Legendary coach passes away
Published 6:50 pm Thursday, April 5, 2007
By By MARY FOSTER, AP Sports Writer
RUSTON, La. — Eddie Robinson, who sent more than 200 players to the NFL and won 408 games during a 57-year career, has died. He was 88.
Super Bowl MVP quarterback Doug Williams, one of Robinson’s former players, said the former Grambling State University coach died shortly before midnight on Tuesday. Robinson had been admitted to Lincoln General Hospital on Tuesday afternoon.
Robinson’s career spanned 11 presidents, several wars and the civil-rights movement.
His older records were what people remembered: in 57 years, Robinson set the standard for victories, going 408-165-15. John Gagliardi of St. John’s, Minn., passed Robinson and has 443 wins.
He had been suffering from Alzheimer’s, which was diagnosed shortly after he was forced to retire following the 1997 season, in which he won only three games. His health had been declining for years and he had been in and out of a nursing home during the last year.
Robinson said he tried to coach each player as if he wanted him to marry his daughter.
He began coaching at Grambling State in 1941, when it was still the Louisiana Negro Normal and Industrial Institute, and single-handedly brought the school from obscurity to international popularity.
Grambling first gained national attention in 1949 when Paul ‘‘Tank’’ Younger signed with the Los Angeles Rams and became the first player from an all-black college to enter the NFL. Suddenly, professional scouts learned how to find the little school 65 miles east of Shreveport near the Arkansas border.
Robinson sent over 200 players to the NFL, including seven first-round draft choices and Williams, who succeeded Robinson as Grambling’s head coach in 1998. Others went to the Canadian Football League and the now-defunct USFL.
Robinson’s pro stars included Willie Davis, James Harris, Ernie Ladd, Buck Buchanan, Sammy White, Cliff McNeil, Willie Brown, Roosevelt Taylor, Charlie Joiner and Willie Williams.
Robinson said he was inspired to become a football coach when a high school team visited the elementary school he attended.

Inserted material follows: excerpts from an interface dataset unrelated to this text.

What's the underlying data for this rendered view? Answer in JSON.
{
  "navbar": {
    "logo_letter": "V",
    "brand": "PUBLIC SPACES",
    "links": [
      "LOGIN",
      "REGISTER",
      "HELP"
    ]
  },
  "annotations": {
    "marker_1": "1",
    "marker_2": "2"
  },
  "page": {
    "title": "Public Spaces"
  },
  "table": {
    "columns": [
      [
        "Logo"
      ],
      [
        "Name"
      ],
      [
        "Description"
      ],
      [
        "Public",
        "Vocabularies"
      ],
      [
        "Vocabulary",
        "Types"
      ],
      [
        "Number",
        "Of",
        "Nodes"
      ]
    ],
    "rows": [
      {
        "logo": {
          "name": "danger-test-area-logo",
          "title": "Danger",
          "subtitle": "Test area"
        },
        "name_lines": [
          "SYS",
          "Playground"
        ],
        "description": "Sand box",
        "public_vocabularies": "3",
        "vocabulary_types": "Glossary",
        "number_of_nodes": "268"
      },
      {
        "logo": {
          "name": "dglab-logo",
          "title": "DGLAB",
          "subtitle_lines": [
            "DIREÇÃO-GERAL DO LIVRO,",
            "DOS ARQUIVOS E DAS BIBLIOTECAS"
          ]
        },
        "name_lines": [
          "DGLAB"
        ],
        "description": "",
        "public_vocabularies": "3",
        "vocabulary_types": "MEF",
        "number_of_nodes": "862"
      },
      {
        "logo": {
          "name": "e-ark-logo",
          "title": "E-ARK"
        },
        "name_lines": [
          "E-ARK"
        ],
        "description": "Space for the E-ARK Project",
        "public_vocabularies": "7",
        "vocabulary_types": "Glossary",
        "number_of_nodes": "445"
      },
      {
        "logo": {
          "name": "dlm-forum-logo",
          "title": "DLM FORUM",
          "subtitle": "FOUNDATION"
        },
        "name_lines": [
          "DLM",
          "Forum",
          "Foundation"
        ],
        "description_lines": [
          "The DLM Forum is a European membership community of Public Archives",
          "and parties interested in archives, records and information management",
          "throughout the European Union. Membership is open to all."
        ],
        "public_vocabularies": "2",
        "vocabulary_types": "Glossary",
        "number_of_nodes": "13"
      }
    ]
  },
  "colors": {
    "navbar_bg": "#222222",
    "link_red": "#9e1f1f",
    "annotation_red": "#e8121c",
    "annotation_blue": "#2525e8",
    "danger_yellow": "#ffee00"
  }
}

Robinson was forced to retire after the 1997 season, after the once perennial powerhouse fell on tough times. His final three years on the sidelines brought consecutive losing seasons for the first time, an NCAA investigation of recruiting violations and four players charged with rape.
As pressure mounted for him to step aside, even the governor campaigned to give him one last season so he could try to go out a winner.
But 1997 produced only three wins for the second straight year.
Robinson’s teams had only eight losing seasons and won 17 Southwestern Athletic Conference titles and nine national black college championships. His den is packed with trophies, representing virtually every award a coach can win. He was inducted into every hall of fame for which he was eligible, and he received honorary degrees from such prestigious universities as Yale.
In 1968, because of a tiny home stadium on a hard-to-reach campus, Robinson put Grambling’s football show on the road, playing in all the nation’s biggest stadiums.
That same year, Howard Cosell and Jerry Izenberg produced the documentary, ‘‘Grambling College: 100 Yards to Glory,’’ Robinson became vice president of the NAIA and all three major television networks carried special programming on Grambling football.
A year later, Grambling played before 277,209 paying customers in 11 games, despite the home field that seated just 13,000.
Robinson had an autographed portrait of Paul ‘‘Bear’’ Bryant, the late Alabama coach, hanging in the conference room where the coaches worked out game plans. Robinson’s record eclipsed his old friend’s 323-85-17.
When he began his career, Robinson had no paid assistants, no groundskeepers, no trainers and little in the way of equipment. He had to line the field himself and fix lunchmeat sandwiches for road trips because the players could not eat in the ‘‘white only’’ restaurants of the South.
He was not bitter, however. ‘‘The best way to enjoy life in America is to first be an American, and I don’t think you have to be white to do so,’’ Robinson said. ‘‘Blacks have had a hard time, but not many Americans haven’t.’’
Robinson said he tried to teach his players about opportunity.
Neither of Robinson’s parents graduated from high school — he was the son of a cotton sharecropper and a domestic worker — and they encouraged him to stay in school and get a college degree. Robinson was a star quarterback at Leland College under Reuben S. Turner, a Baptist preacher who introduced Robinson to the playbook and took him to his first coaching clinic.
After college, Robinson took a job at a feed mill in Baton Rouge, earning 25 cents an hour. He learned through a relative that there was an opening at Grambling.
His first season, Robinson’s team went 3-5. His second year Grambling was 9-0, not only unbeaten, but not scored on.
In 1943 and 1944 there was no football at Grambling because of the war. Robinson coached at Grambling High School those years and won a high school championship.
The same year Robinson started coaching at Grambling, he married his high school sweetheart, Doris, whom he courted for eight years.
Robinson is survived by his wife, son Eddie Robinson Jr., daughter Lillian Rose Robinson, five grandchildren and four great-grandchildren.